  • cd into the rfcat directory (created by unpacking the tarball or by git clone)
  • pip install -e . (installs in editable mode and runs from the unpacked or checked out location)

Using rfcat

If you have configured your system to allow non-root use:

  • type "rfcat -r" (if your system is not configured to allow non-root use, prepend "sudo" or you must run as root) you should have now entered an interactive python shell, where tab-completion and other aids should make a very powerful experience i love the raw-byte handling and introspection of it all.

  • try things like:

    • d.ping()
    • d.discover()
    • d.debug()
    • d.RFxmit('blahblahblah')
    • d.RFrecv()
    • print(d.reprRadioConfig())
    • d.setMdmDRate(19200) # this sets the modem baud rate (or DataRate)
    • d.setPktPQT(0) # this sets the preamble quality threshold to 0
    • d.setEnableMdmFEC(True) # enables the convolutional Forward Error Correction built into the radio

while the toolset was created to make communicating with <ghz much easier, you will find the cc1111 manual from ti a great value. the better you understand the radio, the better your experience will be. play with the radio settings, but i recommend playing in small amounts and watch for the effects. several things in the radio configuration settings are mandatory to get right in order to receive or transmit anything (one of those odd requirements is the TEST2/1/0 registers!)

If you watched any of my talks on rfcat, you will likely remember that you need to put the radio in IDLE state before configuring. (I said it three times, in a row, in different inflections).

However, you will find that I've done that for you in the client for most things.
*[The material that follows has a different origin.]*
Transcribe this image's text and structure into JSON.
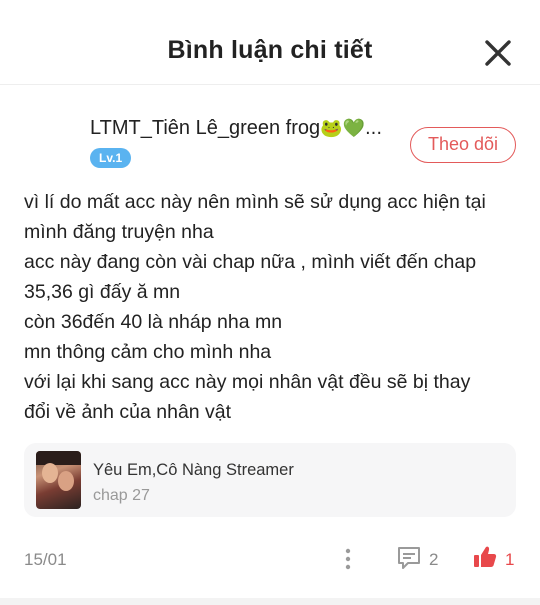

The only time you need to do this yourself are: * If you are doing the changes in firmware * If you are using the "d.poke()" functionality * if you use "d.setRFRegister()", this is handled for you * use d.setRFRegister()

External Projects

ZWave Attack: https://github.com/initbrain/Z-Attack

Epilogue

Other than that, hack fun, and feel free to share any details you can about successes and questions about failures you are able!

@ and the rest of the development team.